In March 2018, I articulated my approach to our current regulatory relationship with our European counterparts in light of their refusal to stand by or re-affirm their 2016 commitments in the CFTC’s and European Commission’s common approach to the regulation of cross-border central counterparties (CCPs) (CFTC-EC CCP Agreement).[2]  Specifically, the absence of the agreement’s re-affirmation directly implied the agreement’s abrogation by the European Market Infrastructure Regulation 2.2 (EMIR 2.2).[3]  I therefore vowed that I would either object to or vote against any relief provided to or requested by European Union authorities until the agreement’s clarity was restored.  While the possibility still exists for a successful outcome to EMIR 2.2 that fully respects the CFTC’s ultimate authority over US CCPs, still no assurance has been given to remove that doubt.

I therefore dissent from today’s proposed rule to exempt the European Stability Mechanism from the Commission’s margin requirements for uncleared swaps.

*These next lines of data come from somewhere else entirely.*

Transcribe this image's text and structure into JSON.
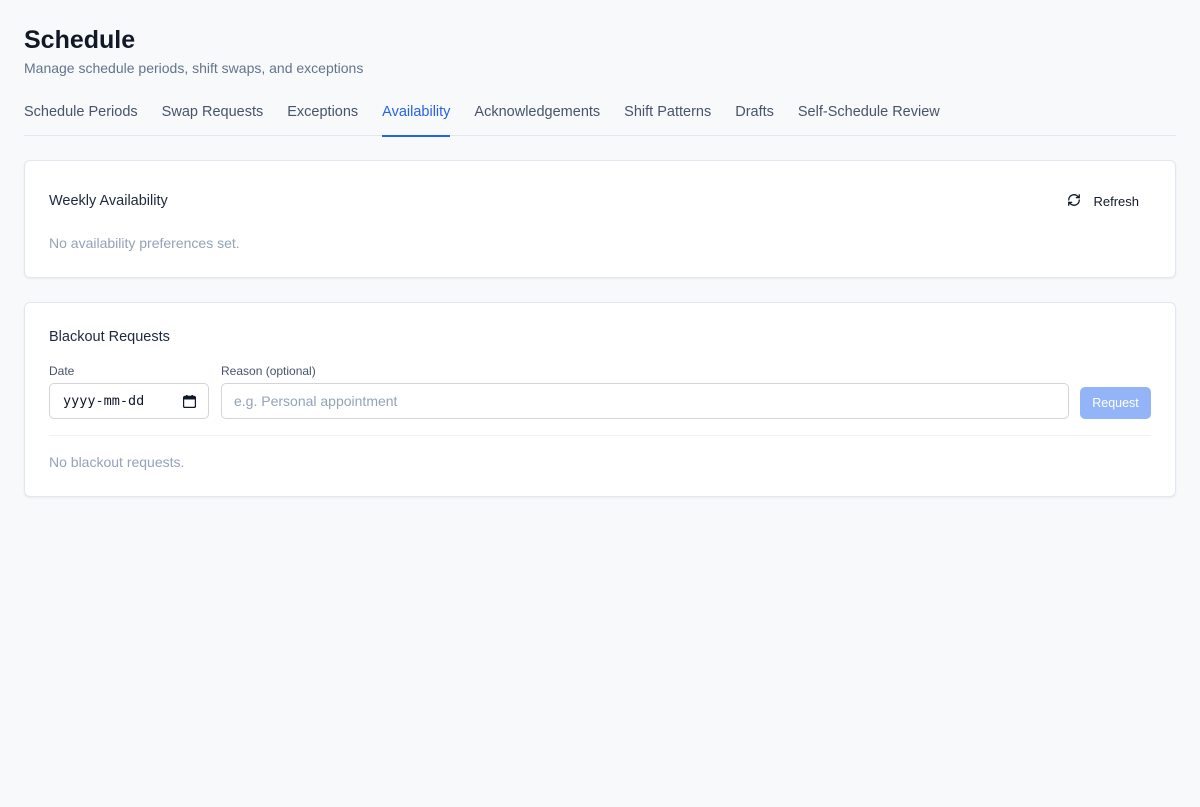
{
  "header": {
    "title": "Schedule",
    "subtitle": "Manage schedule periods, shift swaps, and exceptions"
  },
  "tabs": [
    {
      "label": "Schedule Periods",
      "active": false
    },
    {
      "label": "Swap Requests",
      "active": false
    },
    {
      "label": "Exceptions",
      "active": false
    },
    {
      "label": "Availability",
      "active": true
    },
    {
      "label": "Acknowledgements",
      "active": false
    },
    {
      "label": "Shift Patterns",
      "active": false
    },
    {
      "label": "Drafts",
      "active": false
    },
    {
      "label": "Self-Schedule Review",
      "active": false
    }
  ],
  "availability": {
    "title": "Weekly Availability",
    "refresh_label": "Refresh",
    "refresh_icon": "refresh-icon",
    "empty_text": "No availability preferences set."
  },
  "blackout": {
    "title": "Blackout Requests",
    "date_label": "Date",
    "date_placeholder": "yyyy-mm-dd",
    "date_icon": "calendar-icon",
    "reason_label": "Reason (optional)",
    "reason_placeholder": "e.g. Personal appointment",
    "reason_value": "",
    "request_label": "Request",
    "request_disabled": true,
    "empty_text": "No blackout requests."
  },
  "colors": {
    "accent": "#2563eb",
    "button_disabled": "#93b4f7",
    "background": "#f8f9fb",
    "muted_text": "#94a3b8"
  }
}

The ESM plays an important role within Europe - an intergovernmental organization of the EU’s Eurozone member states that provides financial assistance to those countries.  The rule the CFTC is proposing to issue today would codify CFTC staff no-action relief permitting the ESM, unlike other financial entities, to enter into uncleared swaps with Commission-registered swap dealers without complying with the CFTC’s margin regulations.[4]  In proposing this rule, the CFTC has directed precious staff resources to provide legal certainty to an EU agency so that it may access CFTC-supervised swap dealers with significantly greater flexibility than numerous US firms.  Yet, we are taking this step while, and as I stated at last month’s Global Markets Advisory Committee meeting, the proposed implementation of EMIR 2.2 has actually increased the likelihood of the CCP Agreement’s nullification.[5]  It is entirely unclear if any of the five US CCPs currently authorized to access the EU[6] will ultimately be treated as domestic EU firms and forced to follow EU rules.

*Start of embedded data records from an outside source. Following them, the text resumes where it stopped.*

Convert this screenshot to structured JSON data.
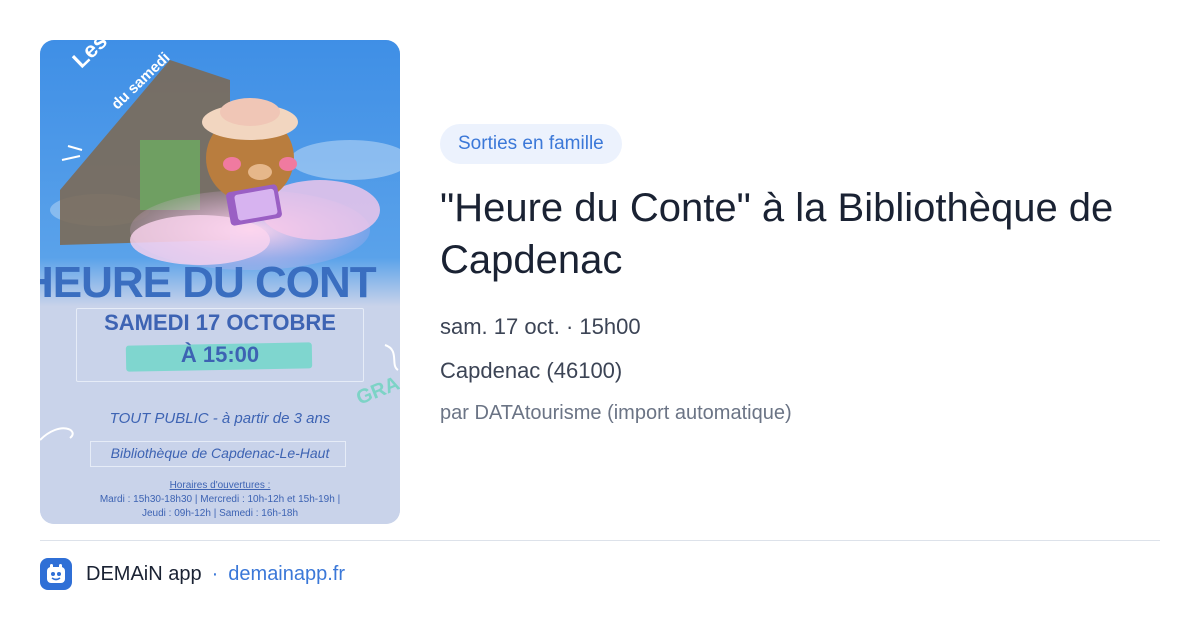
{
  "poster": {
    "arc_title": "Les histoires",
    "arc_subtitle": "du samedi",
    "headline": "HEURE DU CONT",
    "date": "SAMEDI 17 OCTOBRE",
    "time": "À 15:00",
    "side_text": "GRA",
    "audience": "TOUT PUBLIC - à partir de 3 ans",
    "library": "Bibliothèque de Capdenac-Le-Haut",
    "hours_title": "Horaires d'ouvertures :",
    "hours_line1": "Mardi : 15h30-18h30  |  Mercredi : 10h-12h et 15h-19h  |",
    "hours_line2": "Jeudi : 09h-12h  |  Samedi : 16h-18h"
  },
  "event": {
    "category": "Sorties en famille",
    "title": "\"Heure du Conte\" à la Bibliothèque de Capdenac",
    "datetime": "sam. 17 oct. · 15h00",
    "location": "Capdenac (46100)",
    "source": "par DATAtourisme (import automatique)"
  },
  "footer": {
    "app_name": "DEMAiN app",
    "separator": "·",
    "domain": "demainapp.fr"
  },
  "colors": {
    "accent": "#3b78d8",
    "tag_bg": "#ecf2fd",
    "logo_bg": "#2f6fd6"
  },
  "icons": {
    "app_logo": "demain-app-logo-icon"
  }
}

Subjecting a US CCP to the same level of EU regulation as an EU CCP would unilaterally render null and void an agreement originally based on regulatory deference and mutual respect between two authorities.  Even subjecting them to a re-application process under new or different criteria could nullify the 2016 agreement. And yet that re-application process is precisely the current expectation.

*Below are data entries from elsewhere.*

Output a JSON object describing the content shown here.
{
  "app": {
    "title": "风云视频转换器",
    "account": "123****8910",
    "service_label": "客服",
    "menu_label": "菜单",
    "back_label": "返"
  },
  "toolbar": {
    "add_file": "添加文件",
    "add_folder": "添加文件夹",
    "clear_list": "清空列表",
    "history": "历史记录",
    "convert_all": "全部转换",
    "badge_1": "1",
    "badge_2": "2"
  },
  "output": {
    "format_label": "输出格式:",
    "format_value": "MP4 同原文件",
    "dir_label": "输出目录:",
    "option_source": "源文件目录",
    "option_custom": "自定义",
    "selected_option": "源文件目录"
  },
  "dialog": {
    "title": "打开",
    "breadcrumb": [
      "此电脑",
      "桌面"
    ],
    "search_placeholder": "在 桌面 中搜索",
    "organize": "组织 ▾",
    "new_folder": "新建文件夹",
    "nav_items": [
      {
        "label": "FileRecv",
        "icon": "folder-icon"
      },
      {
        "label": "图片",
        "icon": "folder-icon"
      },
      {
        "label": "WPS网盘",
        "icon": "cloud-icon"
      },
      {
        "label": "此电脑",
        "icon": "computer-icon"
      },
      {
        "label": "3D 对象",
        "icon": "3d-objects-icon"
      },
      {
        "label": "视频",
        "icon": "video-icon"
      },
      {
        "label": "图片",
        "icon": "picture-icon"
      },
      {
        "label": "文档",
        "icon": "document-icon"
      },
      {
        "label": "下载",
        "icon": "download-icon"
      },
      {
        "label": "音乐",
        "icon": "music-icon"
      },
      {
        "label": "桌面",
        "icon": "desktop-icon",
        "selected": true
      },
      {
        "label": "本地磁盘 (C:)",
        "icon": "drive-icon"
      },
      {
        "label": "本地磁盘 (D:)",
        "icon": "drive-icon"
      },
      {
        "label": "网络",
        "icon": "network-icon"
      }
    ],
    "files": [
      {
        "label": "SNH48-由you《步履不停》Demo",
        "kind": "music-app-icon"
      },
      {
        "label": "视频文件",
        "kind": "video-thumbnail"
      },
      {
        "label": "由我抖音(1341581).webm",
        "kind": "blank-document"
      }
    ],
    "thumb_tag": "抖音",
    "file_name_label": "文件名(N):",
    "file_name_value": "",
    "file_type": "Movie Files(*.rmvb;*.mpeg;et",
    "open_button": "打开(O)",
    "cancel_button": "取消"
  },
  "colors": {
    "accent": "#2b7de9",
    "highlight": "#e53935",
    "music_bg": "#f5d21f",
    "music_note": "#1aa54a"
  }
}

The CFTC-EC CCP Agreement promoted cross-border markets and regulatory efficiency because the CFTC and the European Commission agreed on where and how to defer to each other’s regulatory regimes.  A rule like the one proposed today, or the relief provided by CFTC staff to Eurex Clearing last December (to which I similarly objected)[7] provides special accommodations to an EU institution by relying on the CFTC’s trust in our EU counterparts.  Such trust continues to be misplaced until the EU can provide assurance that the CFTC-EC CCP Agreement will be upheld.

 

[1] See Initial Margin Phase 5 by Richard Haynes, Madison Lau, and Bruce Tuckman, Oct. 24, 2018 available at https://www.cftc.gov/sites/default/files/About/Economic%20Analysis/Initial%20Margin%20Phase%205%20v5_ada.pdf.

[2] Keynote Address of Commissioner Brian Quintenz before FIA Annual Meeting, Boca Raton, Florida (March 14, 2018), https://www.cftc.gov/PressRoom/SpeechesTestimony/opaquintenz9; and
Joint Statement from CFTC Chairman Timothy Massad and European Commissioner Jonathan Hill, CFTC and the European Commission: Common approach for transatlantic CCPs (Feb. 10, 2016),
https://www.cftc.gov/PressRoom/PressReleases/pr7342-16.

[5] Opening Statement of Commissioner Brian Quintenz before the CFTC Global Markets Advisory Committee Meeting (Sept. 24, 2019), https://www.cftc.gov/PressRoom/SpeechesTestimony/quintenzstatement092419.

See also a similar Opening Statement by Commissioner Quintenz before the June 12, 2019 meeting of the CFTC’s Market Risk Advisory Committee, https://www.cftc.gov/PressRoom/SpeechesTestimony/quintenzstatement061219.

[6] CME, ICE Clear Credit, ICE Clear US, Minneapolis Grain Exchange, and Nodal Clear.

[7] Statement of Commissioner Brian Quintenz on Staff No-Action Relief for Eurex Clearing AG, (December 20, 2018), https://www.cftc.gov/PressRoom/SpeechesTestimony/quintenzstatement122018.